SOFR and ESTR: a real boom?

Over the last months, our analysis in relation to ESTR and SOFR has been something like "small improvements".

This week the summary could be: a real boom!

The situation is very different in USD-SOFR and in EUR-ESTR, even if the result are similar.


Let's start with the EUR-ESTR. EONIA has been the main overnight benchmark up to recently even if EONIA is derived from ESTR as ESTR+8.5 bps since October 2019. In two years, the real underlying had not been able to overtake the old and broken incumbent. EONIA will stopped to be published as of 1 January 2022.

On 15 October, the CCPs have cancelled the existing EONIA swaps and replaced them by ESTR swaps. No more EONIA swaps at CCPs but many ESTR swaps.
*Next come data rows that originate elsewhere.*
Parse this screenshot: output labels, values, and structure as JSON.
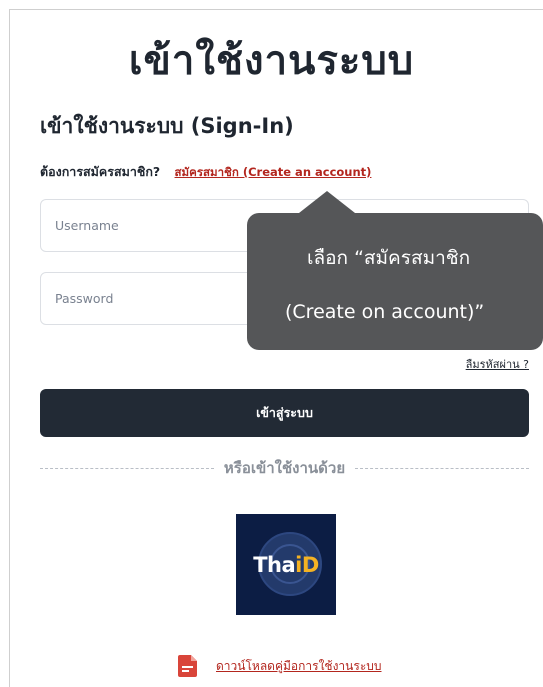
{
  "page": {
    "title": "เข้าใช้งานระบบ",
    "subtitle": "เข้าใช้งานระบบ (Sign-In)"
  },
  "register": {
    "prompt": "ต้องการสมัครสมาชิก?",
    "link_label": "สมัครสมาชิก (Create an account)"
  },
  "form": {
    "username_placeholder": "Username",
    "password_placeholder": "Password",
    "forgot_label": "ลืมรหัสผ่าน ?",
    "login_label": "เข้าสู่ระบบ"
  },
  "alt_login": {
    "divider_text": "หรือเข้าใช้งานด้วย",
    "thaid_text_1": "Tha",
    "thaid_text_2": "iD"
  },
  "manual": {
    "label": "ดาวน์โหลดคู่มือการใช้งานระบบ",
    "icon": "pdf-document-icon"
  },
  "tooltip": {
    "line1": "เลือก “สมัครสมาชิก",
    "line2": "(Create on account)”"
  },
  "colors": {
    "primary_dark": "#222a35",
    "link_red": "#b3261e",
    "tooltip_bg": "#555658",
    "thaid_bg": "#0c1d44",
    "thaid_accent": "#f4b223"
  }
}
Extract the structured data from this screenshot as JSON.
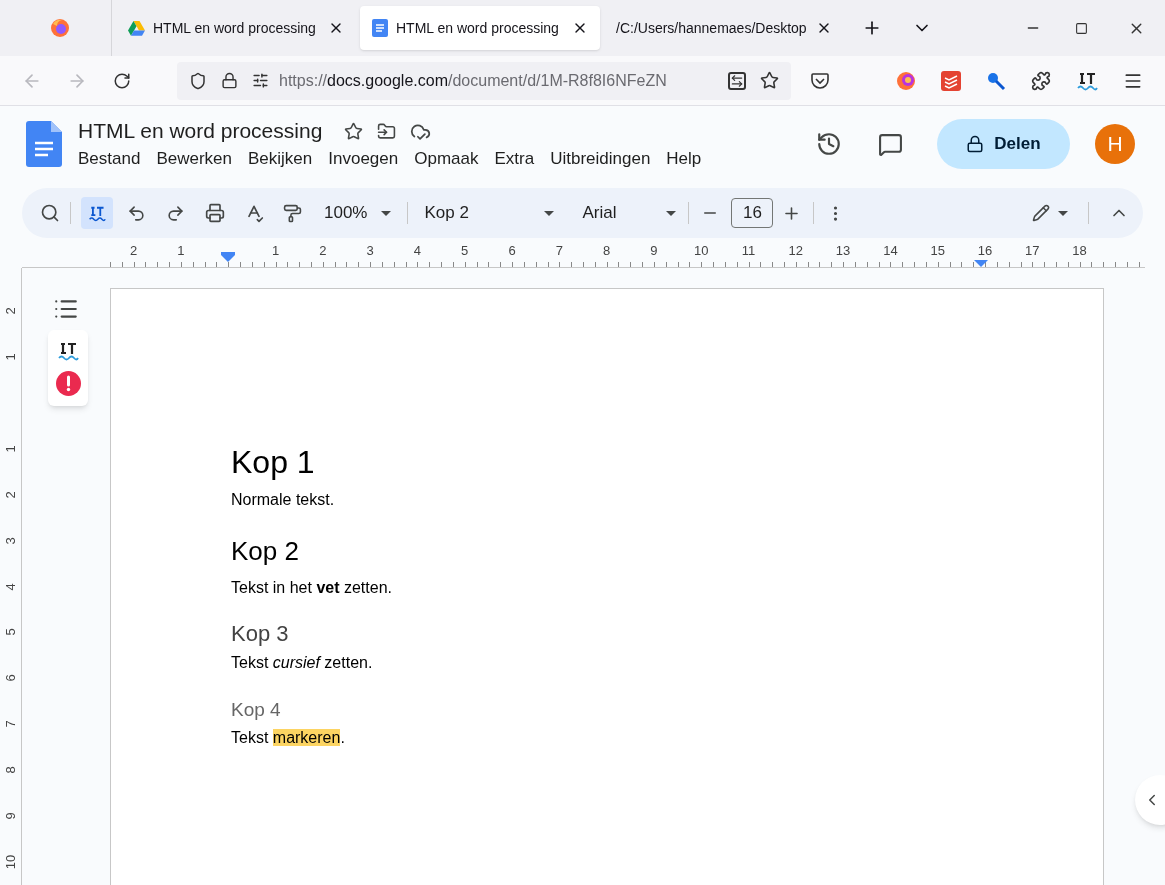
{
  "browser": {
    "tabs": [
      {
        "kind": "drive",
        "title": "HTML en word processing",
        "selected": false
      },
      {
        "kind": "docs",
        "title": "HTML en word processing",
        "selected": true
      },
      {
        "kind": "file",
        "title": "/C:/Users/hannemaes/Desktop",
        "selected": false
      }
    ],
    "url": [
      {
        "kind": "dim",
        "text": "https://"
      },
      {
        "kind": "host",
        "text": "docs.google.com"
      },
      {
        "kind": "dim",
        "text": "/document/d/1M-R8f8I6NFeZN"
      }
    ]
  },
  "doc": {
    "title": "HTML en word processing",
    "menu": [
      "Bestand",
      "Bewerken",
      "Bekijken",
      "Invoegen",
      "Opmaak",
      "Extra",
      "Uitbreidingen",
      "Help"
    ],
    "share": "Delen",
    "avatar": {
      "text": "H",
      "color": "#e8710a"
    }
  },
  "toolbar": {
    "spelling_toggle": {
      "selected": true
    },
    "zoom": "100%",
    "style": "Kop 2",
    "font": "Arial",
    "size": "16"
  },
  "ruler": {
    "numbers": [
      "2",
      "1",
      "1",
      "2",
      "3",
      "4",
      "5",
      "6",
      "7",
      "8",
      "9",
      "10",
      "11",
      "12",
      "13",
      "14",
      "15",
      "16",
      "17",
      "18"
    ]
  },
  "vertical_ruler": {
    "numbers": [
      "2",
      "1",
      "1",
      "2",
      "3",
      "4",
      "5",
      "6",
      "7",
      "8",
      "9",
      "10"
    ]
  },
  "content": [
    {
      "kind": "h1",
      "text": "Kop 1"
    },
    {
      "kind": "p",
      "parts": [
        {
          "kind": "normal",
          "text": "Normale tekst."
        }
      ]
    },
    {
      "kind": "h2",
      "text": "Kop 2"
    },
    {
      "kind": "p",
      "parts": [
        {
          "kind": "normal",
          "text": "Tekst in het "
        },
        {
          "kind": "bold",
          "text": "vet"
        },
        {
          "kind": "normal",
          "text": " zetten."
        }
      ]
    },
    {
      "kind": "h3",
      "text": "Kop 3"
    },
    {
      "kind": "p",
      "parts": [
        {
          "kind": "normal",
          "text": "Tekst "
        },
        {
          "kind": "italic",
          "text": "cursief"
        },
        {
          "kind": "normal",
          "text": " zetten."
        }
      ]
    },
    {
      "kind": "h4",
      "text": "Kop 4"
    },
    {
      "kind": "p",
      "parts": [
        {
          "kind": "normal",
          "text": "Tekst "
        },
        {
          "kind": "highlight",
          "text": "markeren"
        },
        {
          "kind": "normal",
          "text": "."
        }
      ]
    }
  ]
}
This is clearly visible in the graph below (LCH volumes).

Note that at almost the same time (on 21 October), the EU published a text of law mandating the replacement of EONIA by ESTR + 8.5 bps. When it was announced that EONIA data collection would be stopped (somewhere in 2018) and replaced by ESTR + spread, Marc said that he believed that the synthetic EONIA would last for very long. He was quickly proven wrong with the announcement that EONIA publication would be stopped on 1 January 2022.
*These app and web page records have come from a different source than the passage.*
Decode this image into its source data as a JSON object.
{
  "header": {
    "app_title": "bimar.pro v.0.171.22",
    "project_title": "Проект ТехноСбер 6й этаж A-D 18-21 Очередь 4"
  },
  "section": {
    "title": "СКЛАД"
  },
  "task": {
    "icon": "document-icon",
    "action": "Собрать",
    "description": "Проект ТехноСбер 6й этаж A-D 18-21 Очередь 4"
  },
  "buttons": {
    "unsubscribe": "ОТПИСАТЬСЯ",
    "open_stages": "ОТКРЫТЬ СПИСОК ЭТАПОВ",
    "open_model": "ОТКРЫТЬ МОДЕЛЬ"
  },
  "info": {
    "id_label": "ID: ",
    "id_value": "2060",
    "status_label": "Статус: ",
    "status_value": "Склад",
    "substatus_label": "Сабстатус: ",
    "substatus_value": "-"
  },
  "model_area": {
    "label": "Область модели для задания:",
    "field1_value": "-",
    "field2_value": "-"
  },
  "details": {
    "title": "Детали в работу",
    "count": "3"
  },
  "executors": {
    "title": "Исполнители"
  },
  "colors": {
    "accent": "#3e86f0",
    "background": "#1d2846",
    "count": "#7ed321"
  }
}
Now he is proven right again by the law! Three years were no enough to deal with this transition. This is in line with another (even older) prediction: Change of benchmark overnight index is a difficult task. Another prediction was that EONIA would stay for a very long time in bank systems as a fixing and as a curve. Note that the EONIA replacement by ESTR+8.5bps is only for contracts for which the EU law applies.


For SOFR, there was no specific news, but a real progress in term of volume nevertheless.
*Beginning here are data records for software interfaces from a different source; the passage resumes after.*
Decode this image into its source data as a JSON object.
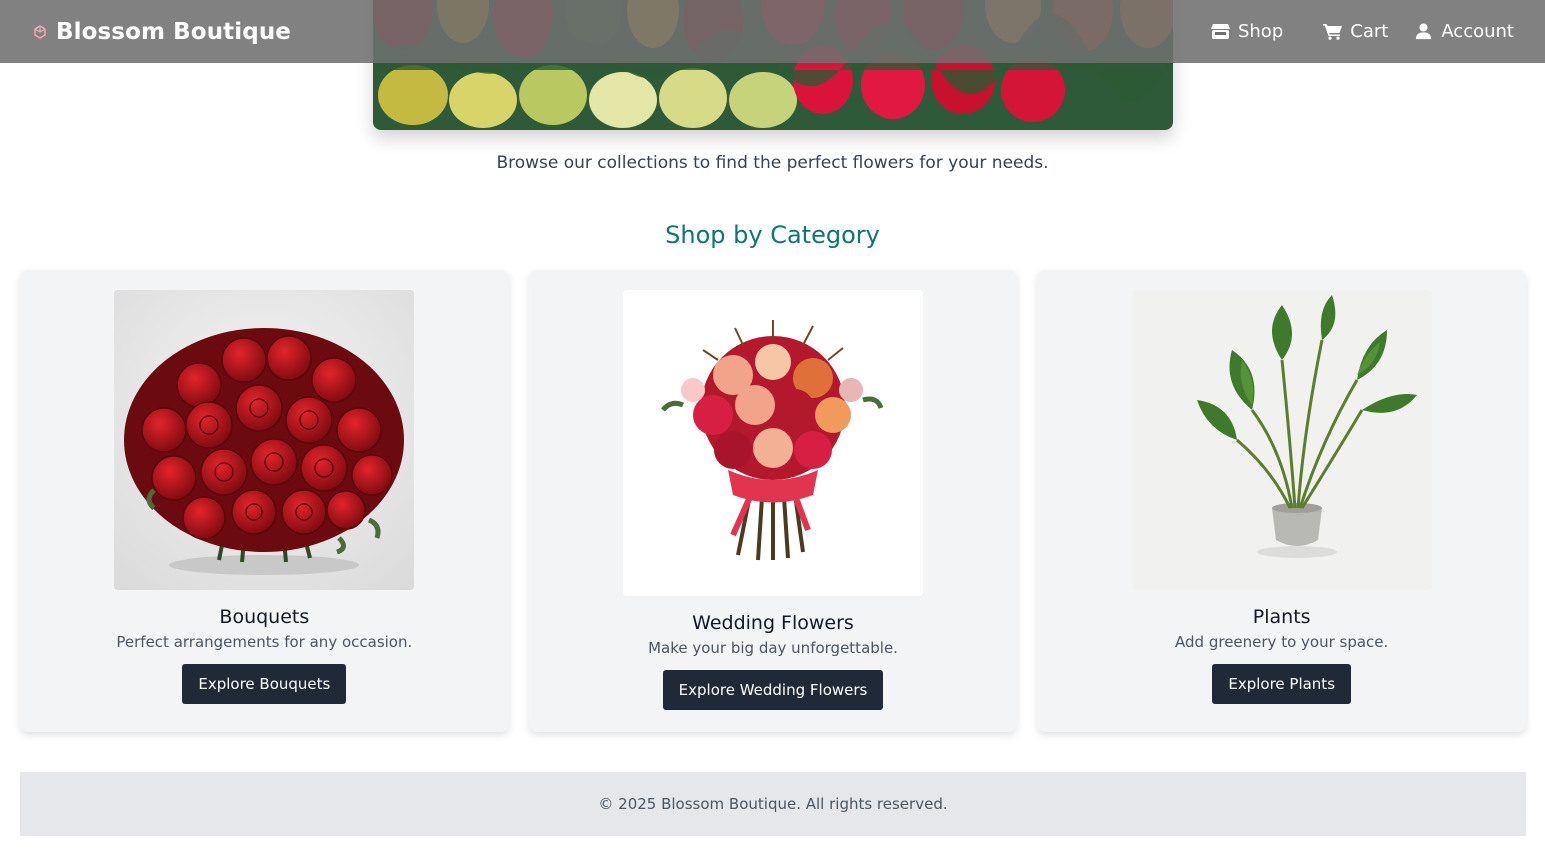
{
  "header": {
    "brand": "Blossom Boutique",
    "nav": [
      {
        "label": "Shop",
        "icon": "store-icon"
      },
      {
        "label": "Cart",
        "icon": "cart-icon"
      },
      {
        "label": "Account",
        "icon": "user-icon"
      }
    ]
  },
  "intro": "Browse our collections to find the perfect flowers for your needs.",
  "section_title": "Shop by Category",
  "categories": [
    {
      "title": "Bouquets",
      "description": "Perfect arrangements for any occasion.",
      "button": "Explore Bouquets"
    },
    {
      "title": "Wedding Flowers",
      "description": "Make your big day unforgettable.",
      "button": "Explore Wedding Flowers"
    },
    {
      "title": "Plants",
      "description": "Add greenery to your space.",
      "button": "Explore Plants"
    }
  ],
  "footer": "© 2025 Blossom Boutique. All rights reserved.",
  "colors": {
    "accent": "#0f766e",
    "button": "#1f2937",
    "card_bg": "#f3f4f6",
    "footer_bg": "#e5e7eb"
  }
}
A significant increase in absolute volume both at LCH and in the ISDA figures (US regulatory figures). The relative volume is still below the 15% of the total LIBOR + SOFR. The USD market is still far away from SOFR first!

Wednesday 13 October 2021

ICE Swap Rate fallback: impact on swaption pricing

Sterling and dollar working groups have proposed fallback for ICE Swap Rates (ISR) based on the mechanism used for LIBOR itself. It is not possible to create a ISR's fallback coherent with the LIBOR's fallback. Or more precisely it is possible (and easy) for a quant to do so, based on the swap market globally, but it is impossible for a lawyer in a definition involving only one number published on a single screen.

The self-imposed restriction on the type of fallback available make the existence of a coherent fallback impossible. In the absence of an exactly coherent fallback, the working groups tried to provide an approximately coherent one.

The impacts of those fallback go beyond simply printing a formula on a piece of paper and have profound impacts on the valuation and risk management of existing instruments like swaptions.

In particular cash settled swaptions with collateral discounting have a triple problem:

  • Incoherent spread (delta hedge with swaps)
  • Non linear pay-off
  • ``Non-natural'' annuity, i.e. convexity adjustment

The incoherent spread was discussed by Marc in a previous blog: LIBOR transition: How to lose money, automatically!

In a forthcoming paper, we will show how those swaptions can be priced.

The one line summary of the pricing method is a change of strike in line with the non-linear rate transformation and a replication similar to the one used in CMS pricing.

Some early results have been presented in LIBOR transition workshops. A more detailed seminar related to the swaption pricing will be presented at The WBS 17th Quantitative Finance Conference.

Below we already proposed a graph that displays the non-linearity impact, the exact meaning of which will be discussed in the seminar. We will post a link to the full paper once published.

Note added 20 October 2021: A preliminary version of the results were presented at The 4th Interest Rate Reform Conference today.

Note added 20 October 2021: I have added the ICE Swap Rate fallback formulas to my open source library muRisQ-ir-models at https://github.com/marc-henrard/muRisQ-ir-models/blob/master/src/main/java/marc/henrard/murisq/pricer/generic/FallbackIsrUtils.java.

SOFR volume to 8 October 2021

Usual review of SOFR volumes. After a small increase a couple of weeks ago that lead us to ask "Is something happening?", we are back to levels below mid-July level at LCH. ISDA figures indicate that SOFR is back to less than 10% of interest rate derivatives volume.

No real progress a little bit more than two months before the expected deadline for "no more LIBOR".

Short term swaps (less than 2Y) volume is not increasing either, which is not a good indication for the development of Term SOFR rates.